The UK market for Scotch Whisky is showing signs of improvement despite 76% tax — but the industry says more support is needed from the UK Government if the recovery is to continue.

Figures from HM Revenue and Customs (HMRC) published by the Scotch Whisky Association (SWA) show the number of 70cl bottles of Scotch “released for sale” increased by 2% last year.

About 84.9 million bottles were released for sale in 2015, up from 83.3 million the previous year.

However the SWA said the current UK tax of 76% — including excise and VAT — on an average priced bottle of Scotch is still too high.

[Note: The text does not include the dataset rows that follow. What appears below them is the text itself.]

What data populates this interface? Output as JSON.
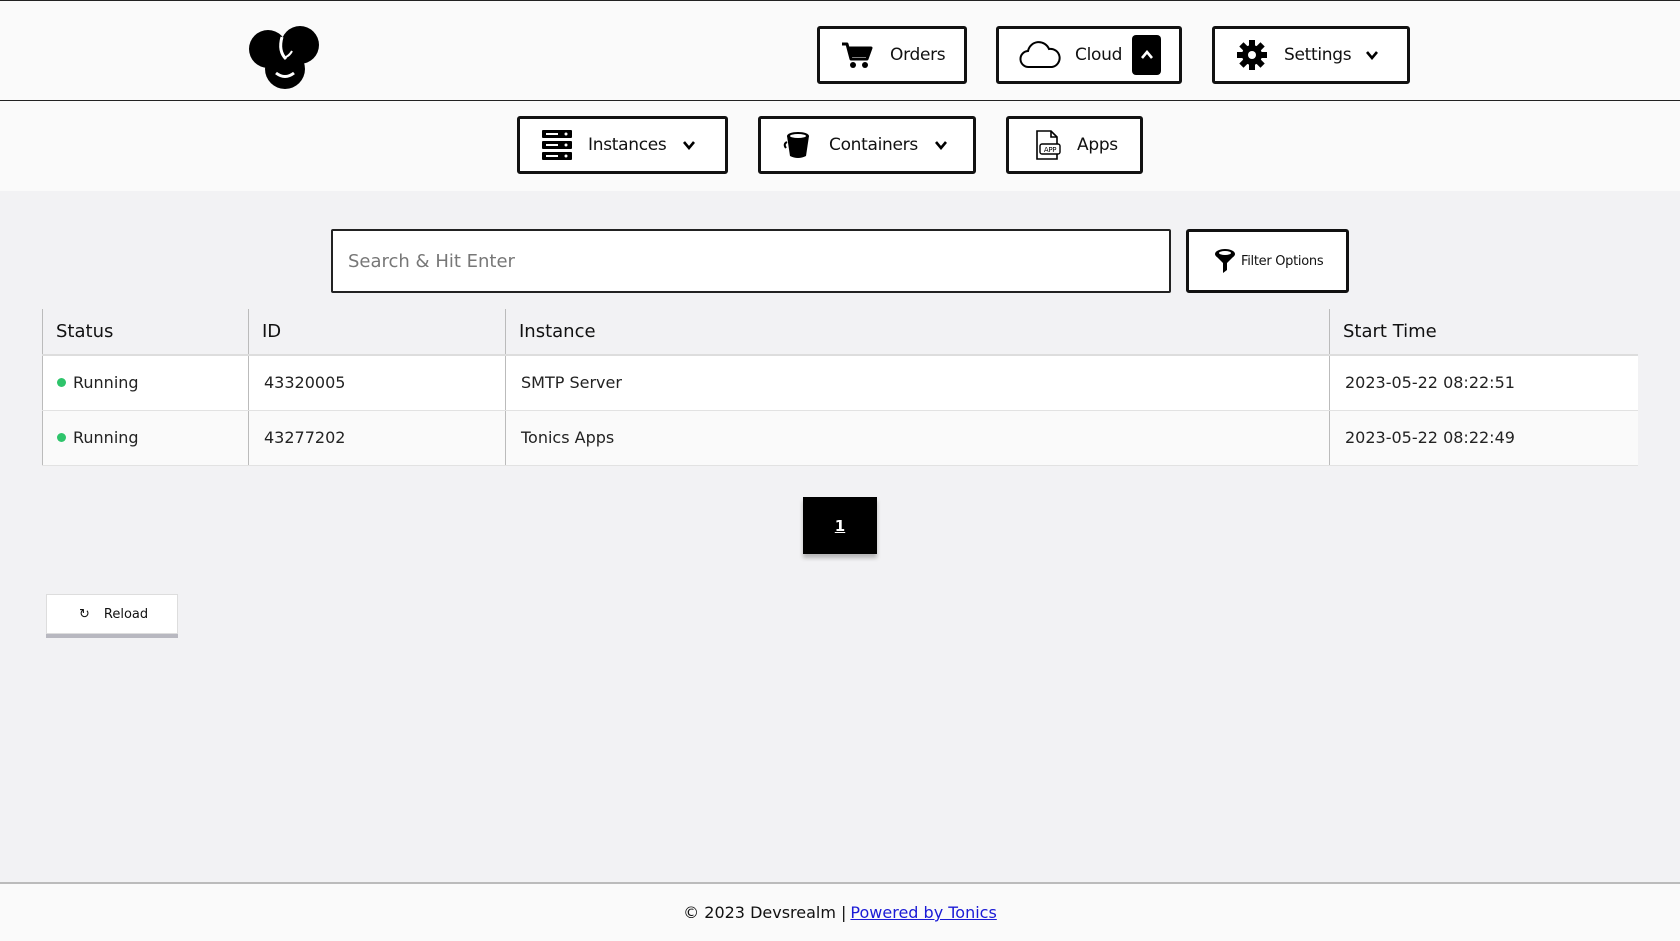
{
  "header": {
    "orders_label": "Orders",
    "cloud_label": "Cloud",
    "settings_label": "Settings"
  },
  "subnav": {
    "instances_label": "Instances",
    "containers_label": "Containers",
    "apps_label": "Apps"
  },
  "search": {
    "placeholder": "Search & Hit Enter",
    "value": ""
  },
  "filter": {
    "label": "Filter Options"
  },
  "table": {
    "headers": [
      "Status",
      "ID",
      "Instance",
      "Start Time"
    ],
    "rows": [
      {
        "status": "Running",
        "id": "43320005",
        "instance": "SMTP Server",
        "start_time": "2023-05-22 08:22:51"
      },
      {
        "status": "Running",
        "id": "43277202",
        "instance": "Tonics Apps",
        "start_time": "2023-05-22 08:22:49"
      }
    ]
  },
  "pagination": {
    "current_page": "1"
  },
  "reload": {
    "icon": "↻",
    "label": "Reload"
  },
  "footer": {
    "copyright": "© 2023 Devsrealm |",
    "link_text": "Powered by Tonics"
  },
  "colors": {
    "status_running": "#2ec46b",
    "link": "#1a1ad6"
  }
}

While exports of Scotch have mostly increased over the past 10 years, the number of bottles released for sale in the UK has fallen by around a quarter.

In 2005, more than 107 million bottles were sold in the UK — but annual volumes in the UK market have not exceeded 100 million since 2008.

By contrast, Scotch Whisky exports totalled £1.7 billion in the first half of 2015 — that’s the equivalent of 517 million bottles exported in the first six months of last year alone.

Scotch accounts for around a quarter of all UK food and drink exports — with Scotch exports generating £3.95 billion for the UK balance of trade in 2014 alone, the SWA said.

The SWA said the 2% cut in UK excise duty in last year’s UK Budget gave a confidence boost to the industry in its home UK markets.

However, it said the UK drinks market remains fiercely competitive and it is calling for “Fair Tax for Whisky” with a further 2% cut in excise in the UK Budget on March 16 — “a move supported by three quarters of the British public.”

The SWA said last year’s excise reduction — only the fourth time in the last century that duty on Scotch has been cut — boosted Treasury coffers by contributing to a £102 million increase in revenue receipts from spirits.

David Frost, Scotch Whisky Association chief executive, said: “A strong UK market is vital, particularly for new entrants to the industry.

“In the last two years, nine new distilleries have started production in Scotland and they need a strong domestic base to grow from.

“The UK is still the third biggest market for Scotch in the world, but it is fragile and competitive.

“That’s why we want Chancellor George Osborne to support an important domestic industry by cutting duty by a further 2% next month.

“The tax treatment of Scotch in its home market also has repercussions for our export performance.

“If overseas governments see Scotch being treated unfairly in the UK, that could influence their decisions.

“This makes it harder to ensure a level playing field for Scotch overseas.

“With Scotch now the biggest net contributor to UK trade in goods, it is important the Chancellor acts to support distillers and therefore the wider economy.”